Bodybuilding: The process of developing the musculature of the body through specific types of diet and physical exercise, such as weightlifting, especially for competitive exhibition. In competitive bodybuilding, bodybuilders display their physiques to a panel of judges, who assign points based on their aesthetic appearance. Many public figures worldwide have bodybuilding to thank for their success, e.g. Arnold Schwarzenegger.

Bodybuilding (the art of displaying the muscles of the physical body) is considered to have started between 1880 and 1930. It was promoted in the late 19th century by a man named Eugen Sandow. Sandow, who was from Prussia, is now referred to as “The Father of Modern Bodybuilding”. Sandow was a pioneer in the sport and later created several businesses around his fame.

Sandow took the phrase “looking like a Greek god” to heart and was a strong advocate of “the Grecian Ideal”. This was a standard where a mathematical “ideal” was set up and the “perfect physique” was close to the proportions of ancient Greek and Roman statues from classical Testosterone Replacement Therapy times.

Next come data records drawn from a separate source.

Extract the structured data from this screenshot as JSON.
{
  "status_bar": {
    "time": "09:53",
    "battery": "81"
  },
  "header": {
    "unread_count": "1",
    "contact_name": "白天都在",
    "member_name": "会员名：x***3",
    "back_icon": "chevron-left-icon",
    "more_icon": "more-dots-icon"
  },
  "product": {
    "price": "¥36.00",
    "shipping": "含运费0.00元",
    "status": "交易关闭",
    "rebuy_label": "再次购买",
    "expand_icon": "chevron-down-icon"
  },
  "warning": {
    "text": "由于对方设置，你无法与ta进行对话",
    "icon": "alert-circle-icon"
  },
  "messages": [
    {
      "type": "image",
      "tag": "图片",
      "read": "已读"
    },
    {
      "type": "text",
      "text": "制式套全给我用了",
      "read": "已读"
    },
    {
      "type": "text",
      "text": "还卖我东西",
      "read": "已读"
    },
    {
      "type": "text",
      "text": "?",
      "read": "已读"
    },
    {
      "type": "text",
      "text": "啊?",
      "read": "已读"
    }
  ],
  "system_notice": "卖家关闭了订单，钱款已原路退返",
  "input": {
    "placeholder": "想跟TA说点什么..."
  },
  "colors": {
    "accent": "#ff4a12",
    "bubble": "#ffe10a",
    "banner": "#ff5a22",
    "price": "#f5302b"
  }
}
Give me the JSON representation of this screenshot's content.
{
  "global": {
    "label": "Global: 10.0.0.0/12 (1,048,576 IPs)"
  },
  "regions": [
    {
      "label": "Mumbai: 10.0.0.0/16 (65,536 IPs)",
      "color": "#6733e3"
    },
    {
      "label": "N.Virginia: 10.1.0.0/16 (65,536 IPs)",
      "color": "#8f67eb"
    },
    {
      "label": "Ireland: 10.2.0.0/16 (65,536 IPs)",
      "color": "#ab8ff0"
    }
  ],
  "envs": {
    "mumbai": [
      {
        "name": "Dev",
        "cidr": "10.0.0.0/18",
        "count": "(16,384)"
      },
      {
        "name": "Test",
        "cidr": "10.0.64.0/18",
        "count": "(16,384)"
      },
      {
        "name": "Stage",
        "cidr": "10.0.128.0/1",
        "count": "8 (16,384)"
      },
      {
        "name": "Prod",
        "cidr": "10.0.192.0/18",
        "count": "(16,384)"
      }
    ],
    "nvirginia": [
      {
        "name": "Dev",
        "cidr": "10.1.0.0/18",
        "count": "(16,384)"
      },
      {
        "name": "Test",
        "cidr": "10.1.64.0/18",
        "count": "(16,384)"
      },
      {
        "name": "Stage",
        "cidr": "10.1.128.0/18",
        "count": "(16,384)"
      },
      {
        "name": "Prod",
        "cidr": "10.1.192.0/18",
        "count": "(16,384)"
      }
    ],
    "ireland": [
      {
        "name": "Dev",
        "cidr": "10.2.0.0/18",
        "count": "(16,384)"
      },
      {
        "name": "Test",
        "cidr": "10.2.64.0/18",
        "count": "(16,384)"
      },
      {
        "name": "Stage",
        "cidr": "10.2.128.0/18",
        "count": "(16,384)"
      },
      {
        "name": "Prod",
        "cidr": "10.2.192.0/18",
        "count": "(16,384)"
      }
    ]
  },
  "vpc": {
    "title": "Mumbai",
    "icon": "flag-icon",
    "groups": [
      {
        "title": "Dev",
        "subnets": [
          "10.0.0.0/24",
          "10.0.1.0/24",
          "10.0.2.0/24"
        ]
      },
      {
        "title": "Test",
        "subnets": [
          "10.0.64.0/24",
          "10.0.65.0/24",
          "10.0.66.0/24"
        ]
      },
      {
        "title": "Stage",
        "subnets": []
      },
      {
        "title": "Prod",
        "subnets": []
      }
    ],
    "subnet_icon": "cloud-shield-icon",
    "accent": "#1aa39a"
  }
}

Sandow shaped his physique to this philosophy and men were judged by how closely they matched these “ideal” proportions.

The very first bodybuilding contest took place on 14 September 1901 in the Royal Albert Hall, London, UK. It was organised by Sandow and judged by himself, Sir Charles Lawes, and Sir Arthur Conan Doyle. The contest was a huge success and sold out! The prize winner was handed with a trophy which was a bronze statue of Sandow himself, sculpted by Frederick Pomeroy. Today this contest still exists as Mr Olympia and since 1977, the winner has been presented with the same bronze statue of Sandow, he himself presented to the winner, William L. Murray of Nottingham, England, at the first contest. This contest was called the “Great Competition”.

The first large-scale bodybuilding contest took place on 16 January 1904 at Madison Square Garden, New York City. Al Treloar won the contest and was named “The Most Perfectly Developed Man in the World”. He won a cash prize of $1000 which was a substantial amount at the time. Thomas Edison made a film of Al Treloar’s posting routine, 2 weeks later. He also made two films of Sandow a few years prior, which made him the man who made the first three motion pictures featuring a bodybuilder.